The Coral Triangle clearly stands out with its remarkable coral diversity, which declines moving eastward into the Central Pacific. Species numbers drop even further in peripheral regions like Hawaii and the Caribbean. This gradient reflects the tendency for peak diversity to occur near coral evolutionary centers of origin, with declines toward range margins. Protecting the apex of coral biodiversity in the Coral Triangle should be a top conservation priority.
Threats to Coral Reefs
Despite their great ecological value, coral reefs worldwide face serious anthropogenic threats. Major dangers include:
– Climate change – Warming oceans and acidification hinder coral growth. Mass bleaching kills reefs during marine heatwaves.
– Overfishing – Removing key herbivores allows algae to displace corals. Destructive practices like dynamite fishing also damage reef structure.
– Pollution – Sediment, sewage, fertilizers, pesticides, plastics, and other pollutants harm corals or spur algal overgrowth.
– Coastal development – Port construction, dredging, and urbanization destroys adjacent reefs through siltation and pollution.
– Tourism – Unregulated visitor activity like snorkeling, diving, anchoring, touching corals can be very destructive.
With multiple interacting threats, coral reefs in many areas are severely degraded. Urgent action is required to enact protections, limit CO2 emissions, improve fisheries management, reduce land-based pollution, and regulate tourism to avoid irreversible damage to these invaluable ecosystems.

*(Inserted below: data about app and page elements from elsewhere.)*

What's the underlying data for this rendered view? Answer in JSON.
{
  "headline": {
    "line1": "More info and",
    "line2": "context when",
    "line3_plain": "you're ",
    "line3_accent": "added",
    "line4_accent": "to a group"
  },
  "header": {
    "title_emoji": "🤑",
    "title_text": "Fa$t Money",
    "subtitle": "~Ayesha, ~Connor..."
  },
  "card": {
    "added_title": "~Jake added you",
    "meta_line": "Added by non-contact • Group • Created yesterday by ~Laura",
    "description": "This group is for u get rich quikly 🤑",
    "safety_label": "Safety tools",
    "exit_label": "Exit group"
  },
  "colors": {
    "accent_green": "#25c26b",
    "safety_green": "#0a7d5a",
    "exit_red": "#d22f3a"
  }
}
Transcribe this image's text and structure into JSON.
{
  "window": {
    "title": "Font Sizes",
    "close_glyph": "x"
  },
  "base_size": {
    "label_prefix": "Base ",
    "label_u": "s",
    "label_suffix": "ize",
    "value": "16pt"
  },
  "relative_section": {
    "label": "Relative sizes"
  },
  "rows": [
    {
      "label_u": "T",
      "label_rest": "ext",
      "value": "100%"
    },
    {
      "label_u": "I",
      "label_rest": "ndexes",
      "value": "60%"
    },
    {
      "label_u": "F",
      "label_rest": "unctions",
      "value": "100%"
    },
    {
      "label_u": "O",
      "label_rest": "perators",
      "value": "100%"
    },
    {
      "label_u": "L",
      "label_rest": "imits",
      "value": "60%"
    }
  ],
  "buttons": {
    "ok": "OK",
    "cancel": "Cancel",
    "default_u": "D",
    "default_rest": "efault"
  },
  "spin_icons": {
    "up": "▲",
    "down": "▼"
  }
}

This article has shown that the peak of global coral reef area and diversity occurs within the Coral Triangle region of Southeast Asia. Total reef extent is greatest in Indonesia and other nearby archipelagic nations that harbor ideal environmental conditions for coral growth. But escalating anthropogenic pressures now jeopardize the health of coral reefs worldwide. Safeguarding the incredible biodiversity centered around the Coral Triangle should therefore be a top conservation priority in the race to preserve these fragile ecosystems for future generations. With informed management and global commitment, we can still protect our planet’s magnificent coral gardens.